Addressing FICCI Cascade's international conference on the 'Impact of Counterfeiting and Smuggling on Personal Health and Safety', Vardhan said businesses and industries must come together and partner with the government in becoming a greater force in fighting this growing threat with the ultimate goal of keeping consumers safe.
Speaking on the benefits of self-reliant India, Vardhan said as India starts to produce strong domestic brands and gradually reduces its dependence on foreign products avenues for profiteering by smugglers and counterfeits will sooner become limited.
"Vocal for Local will be an extremely potent tool in our fight against illicit trade," he said.
"Illegal operators are taking advantage of the pandemic by providing illicit alternatives of essentials and non-essential items both online and offline. As the current pandemic has sadly illustrated that healthcare products will continue to be one of the most commonly targeted industries for counterfeiters. This is the problem that impacts patients and consumers across the globe," he said.
Amid the chaos created by the COVID-19, Vardhan said illicit players have used the pandemic for their nefarious activities causing significant damage to the economy of the nation, health and safety of people worldwide.
He said various technologies like barcodes, holograms, radio frequency devices are available to protect consumers.
The government has taken steps to protect consumers' health and safety from dangerous counterfeiting and smuggling, Vardhan said.
"These technologies although provide considerable protection they have certain limitations. They only help in general detection and authentication," he said.
Vardhan said the methods by which spurious misbranded and adulterated drugs enter the distribution channel has become increasingly complex.
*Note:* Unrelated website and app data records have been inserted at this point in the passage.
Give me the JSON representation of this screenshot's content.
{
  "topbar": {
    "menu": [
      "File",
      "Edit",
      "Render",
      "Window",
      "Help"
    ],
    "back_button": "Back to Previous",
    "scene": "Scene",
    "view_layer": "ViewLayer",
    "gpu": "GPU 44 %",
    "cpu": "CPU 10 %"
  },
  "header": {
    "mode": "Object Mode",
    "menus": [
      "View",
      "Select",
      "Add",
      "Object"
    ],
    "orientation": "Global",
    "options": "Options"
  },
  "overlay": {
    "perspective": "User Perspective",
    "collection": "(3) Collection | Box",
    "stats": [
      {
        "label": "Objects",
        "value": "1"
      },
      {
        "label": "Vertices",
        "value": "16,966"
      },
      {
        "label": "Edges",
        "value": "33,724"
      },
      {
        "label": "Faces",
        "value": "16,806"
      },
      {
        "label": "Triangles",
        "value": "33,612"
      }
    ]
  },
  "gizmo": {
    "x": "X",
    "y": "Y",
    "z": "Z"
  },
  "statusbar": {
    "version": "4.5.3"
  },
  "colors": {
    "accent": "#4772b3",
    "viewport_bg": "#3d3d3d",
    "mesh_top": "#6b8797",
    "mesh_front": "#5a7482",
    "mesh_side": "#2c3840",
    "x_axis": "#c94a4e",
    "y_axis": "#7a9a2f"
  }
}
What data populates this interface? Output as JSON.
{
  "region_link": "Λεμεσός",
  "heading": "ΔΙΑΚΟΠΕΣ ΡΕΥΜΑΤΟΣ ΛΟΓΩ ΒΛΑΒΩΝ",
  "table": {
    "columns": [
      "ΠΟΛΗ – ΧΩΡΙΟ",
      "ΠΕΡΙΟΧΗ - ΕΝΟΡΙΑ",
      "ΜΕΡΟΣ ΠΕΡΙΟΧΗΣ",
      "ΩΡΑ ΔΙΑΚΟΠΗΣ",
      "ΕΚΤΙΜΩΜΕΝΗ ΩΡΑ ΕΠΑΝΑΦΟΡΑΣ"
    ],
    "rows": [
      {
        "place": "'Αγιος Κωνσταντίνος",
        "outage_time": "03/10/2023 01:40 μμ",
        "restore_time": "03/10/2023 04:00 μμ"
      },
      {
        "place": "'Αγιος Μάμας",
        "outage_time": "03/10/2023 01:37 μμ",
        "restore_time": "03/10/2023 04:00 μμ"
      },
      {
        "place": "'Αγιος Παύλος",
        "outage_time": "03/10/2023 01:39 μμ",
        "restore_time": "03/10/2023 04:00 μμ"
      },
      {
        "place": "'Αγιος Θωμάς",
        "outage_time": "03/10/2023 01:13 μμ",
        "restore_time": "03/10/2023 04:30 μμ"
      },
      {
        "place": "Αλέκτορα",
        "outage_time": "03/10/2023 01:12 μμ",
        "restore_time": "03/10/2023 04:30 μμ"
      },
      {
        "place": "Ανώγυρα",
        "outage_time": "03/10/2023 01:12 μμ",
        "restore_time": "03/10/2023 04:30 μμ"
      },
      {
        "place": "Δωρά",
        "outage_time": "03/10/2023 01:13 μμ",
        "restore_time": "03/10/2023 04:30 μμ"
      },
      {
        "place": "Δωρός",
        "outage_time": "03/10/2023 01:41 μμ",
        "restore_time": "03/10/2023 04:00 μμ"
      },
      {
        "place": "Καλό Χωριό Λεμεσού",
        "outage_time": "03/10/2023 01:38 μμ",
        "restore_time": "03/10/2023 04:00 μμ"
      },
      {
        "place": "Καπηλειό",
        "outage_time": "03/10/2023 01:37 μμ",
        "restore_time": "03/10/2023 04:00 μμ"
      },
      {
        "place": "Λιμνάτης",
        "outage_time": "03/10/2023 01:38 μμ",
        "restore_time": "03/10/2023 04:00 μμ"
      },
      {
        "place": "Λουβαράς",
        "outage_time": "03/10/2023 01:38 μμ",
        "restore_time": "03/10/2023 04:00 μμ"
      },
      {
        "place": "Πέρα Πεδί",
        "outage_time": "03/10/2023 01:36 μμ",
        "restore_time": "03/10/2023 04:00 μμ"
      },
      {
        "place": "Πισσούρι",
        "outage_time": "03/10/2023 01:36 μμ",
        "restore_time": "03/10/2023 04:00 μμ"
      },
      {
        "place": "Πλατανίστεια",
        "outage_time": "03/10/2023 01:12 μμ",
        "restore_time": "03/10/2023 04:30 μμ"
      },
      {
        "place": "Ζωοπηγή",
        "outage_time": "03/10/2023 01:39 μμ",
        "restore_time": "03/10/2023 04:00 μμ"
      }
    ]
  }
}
"Weak points in the distribution processes of pharmaceutical products provide an avenue for entry of such products in the supply chain. This is an issue where industry players can play an active role to help identify and plug these loopholes," he added.
"There is an urgent need for our citizens to better understand the difference between fake and original goods. We need to highlight the fact that smuggling, counterfeit trade and piracy hold back progress, the health of the economy, raise the cost of goods, lead to tax evasion, hamper job creation and create safety hazards for consumers. From the economic point of view the world seems to have changed as the reset button has been pressed," he said.
More inter-governmental efforts and public private alliances are needed in identifying approaches needed for the development of a holistic strategy, he added.